When it comes to babies, you see it right here and now how the Art can transform children and transform parents – Barbara Małecka
MP: What was your favourite moment here in the Cradle of Creativity? Have you seen a performance or talked to a parent or seen a reaction of a kid, something that you want to share?
BM: All of the beautiful moments [were] actually in watching the audiences. […] It’s wonderful to watch how children respond to what is going on onstage in different countries and how their cultural identity is being revealed here. Like all those beautiful moments of singing, of this spontaneous singing of the audiences. Generally, those wonderful, spontaneous reactions of the audience here is amazing. I mean, European people are much more withdrawn and it’s beautiful to see all those emotions in front. This is something we are definitely learning here, that when you appreciate what is going on you can express it so beautifully.
It’s wonderful to watch how children respond to what is going on onstage in different countries and how their cultural identity is being revealed here – Barbara Małecka
PG: Definitely, the spontaneous reactions and the bonds that it creates. […] This is the main idea that I have in my head when I will go back to Poland.
BM: We met a lot of wonderful people, old friends, that’s one, but new friends also – so it’s very precious.
MP: What are the challenges in this field of starting a company and programming performances for kids under three years old?
PG: That’s a huge question.
BM: As Paweł said in his presentation, I think that the first thing is you have to know your audience.
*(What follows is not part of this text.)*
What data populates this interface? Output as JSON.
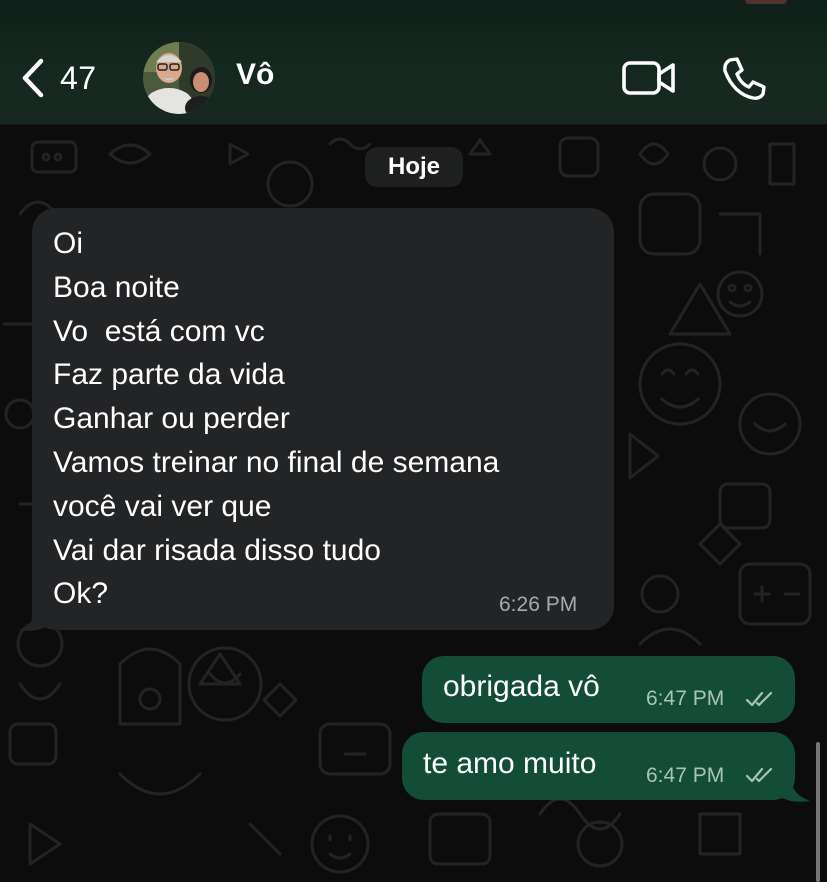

That’s one thing. And, on the other hand, you have to be open to all the things that you don’t know about your audience, that they’re going to surprise you with, their wisdom that you don’t expect. […] Babies’ reactions are surprising because sometimes you just don’t know that this particular detail can affect them that much. And they’re going to surprise you anyhow, no matter how much you are going to be prepared for what you are doing, they are going to surprise you all the time. And this is the most beautiful and the most challenging thing because I think that at any moment when you presume that you know [how it all works], this is the moment when something is over. […] Being open to the new challenges is I think very, very crucial.
you have to be open to all the things that you don’t know about your audience – Barbara Małecka